(Listed records begins)
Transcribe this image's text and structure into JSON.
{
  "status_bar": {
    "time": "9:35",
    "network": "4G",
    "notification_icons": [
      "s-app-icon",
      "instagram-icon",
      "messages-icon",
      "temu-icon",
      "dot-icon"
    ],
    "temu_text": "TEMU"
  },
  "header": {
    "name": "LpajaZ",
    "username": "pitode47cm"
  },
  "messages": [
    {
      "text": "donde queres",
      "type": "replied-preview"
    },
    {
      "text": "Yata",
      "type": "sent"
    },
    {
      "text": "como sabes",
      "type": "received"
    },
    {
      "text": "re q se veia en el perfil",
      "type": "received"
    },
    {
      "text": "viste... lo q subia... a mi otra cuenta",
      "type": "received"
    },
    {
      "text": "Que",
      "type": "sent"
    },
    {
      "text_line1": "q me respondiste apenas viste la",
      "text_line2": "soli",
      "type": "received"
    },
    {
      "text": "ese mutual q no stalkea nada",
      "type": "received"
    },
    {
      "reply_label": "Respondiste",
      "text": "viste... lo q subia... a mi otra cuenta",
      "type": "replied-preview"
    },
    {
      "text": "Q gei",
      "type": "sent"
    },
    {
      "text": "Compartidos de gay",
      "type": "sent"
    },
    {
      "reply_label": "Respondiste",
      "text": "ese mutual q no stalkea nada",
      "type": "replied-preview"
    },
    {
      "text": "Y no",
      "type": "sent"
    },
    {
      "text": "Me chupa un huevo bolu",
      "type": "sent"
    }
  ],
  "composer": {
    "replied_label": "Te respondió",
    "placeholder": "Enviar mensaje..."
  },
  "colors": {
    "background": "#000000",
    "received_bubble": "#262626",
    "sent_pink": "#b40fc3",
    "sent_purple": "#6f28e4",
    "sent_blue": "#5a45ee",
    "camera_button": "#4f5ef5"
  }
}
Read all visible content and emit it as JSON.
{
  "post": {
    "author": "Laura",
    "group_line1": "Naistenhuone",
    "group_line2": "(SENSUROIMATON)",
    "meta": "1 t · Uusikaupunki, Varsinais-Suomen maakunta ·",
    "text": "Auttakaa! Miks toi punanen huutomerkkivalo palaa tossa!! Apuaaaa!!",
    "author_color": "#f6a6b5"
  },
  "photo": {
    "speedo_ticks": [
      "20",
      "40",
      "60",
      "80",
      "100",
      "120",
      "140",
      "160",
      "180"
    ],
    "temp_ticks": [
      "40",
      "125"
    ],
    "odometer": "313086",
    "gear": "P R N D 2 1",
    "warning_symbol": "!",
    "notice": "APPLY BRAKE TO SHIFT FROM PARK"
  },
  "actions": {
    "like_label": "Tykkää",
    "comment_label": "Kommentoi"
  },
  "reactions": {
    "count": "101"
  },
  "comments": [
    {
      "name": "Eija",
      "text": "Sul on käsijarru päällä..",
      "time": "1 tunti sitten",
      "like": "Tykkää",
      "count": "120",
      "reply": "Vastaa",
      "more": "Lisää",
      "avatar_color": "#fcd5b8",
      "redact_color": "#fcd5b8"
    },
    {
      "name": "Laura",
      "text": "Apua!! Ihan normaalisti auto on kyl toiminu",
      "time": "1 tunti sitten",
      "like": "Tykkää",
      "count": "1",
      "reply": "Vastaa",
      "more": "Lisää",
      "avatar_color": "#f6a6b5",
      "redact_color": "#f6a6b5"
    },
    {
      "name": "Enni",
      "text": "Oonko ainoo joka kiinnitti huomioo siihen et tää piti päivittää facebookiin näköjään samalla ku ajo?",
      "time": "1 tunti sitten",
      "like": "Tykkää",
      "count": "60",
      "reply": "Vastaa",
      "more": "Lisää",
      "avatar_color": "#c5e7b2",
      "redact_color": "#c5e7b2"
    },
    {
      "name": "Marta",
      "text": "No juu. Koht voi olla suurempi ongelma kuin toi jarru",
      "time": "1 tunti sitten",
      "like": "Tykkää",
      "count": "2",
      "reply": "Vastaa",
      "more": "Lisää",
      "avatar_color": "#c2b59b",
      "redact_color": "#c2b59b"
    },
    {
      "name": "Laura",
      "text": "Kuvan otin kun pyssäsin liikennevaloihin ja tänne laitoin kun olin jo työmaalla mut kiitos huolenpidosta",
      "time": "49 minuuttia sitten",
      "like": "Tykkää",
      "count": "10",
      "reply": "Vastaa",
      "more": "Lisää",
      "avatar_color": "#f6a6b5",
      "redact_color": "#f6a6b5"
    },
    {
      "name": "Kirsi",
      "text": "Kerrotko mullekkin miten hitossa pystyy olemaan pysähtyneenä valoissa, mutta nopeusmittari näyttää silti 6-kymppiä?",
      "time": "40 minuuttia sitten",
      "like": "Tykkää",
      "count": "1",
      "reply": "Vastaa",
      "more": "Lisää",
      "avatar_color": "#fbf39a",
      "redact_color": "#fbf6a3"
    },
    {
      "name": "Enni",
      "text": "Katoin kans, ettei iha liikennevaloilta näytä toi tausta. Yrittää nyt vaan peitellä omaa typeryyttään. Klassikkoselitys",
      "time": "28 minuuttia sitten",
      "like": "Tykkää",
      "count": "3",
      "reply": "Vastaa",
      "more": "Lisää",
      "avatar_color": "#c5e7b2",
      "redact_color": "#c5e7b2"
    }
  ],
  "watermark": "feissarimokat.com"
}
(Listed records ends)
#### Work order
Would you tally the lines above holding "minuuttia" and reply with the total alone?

#### Response to the task
3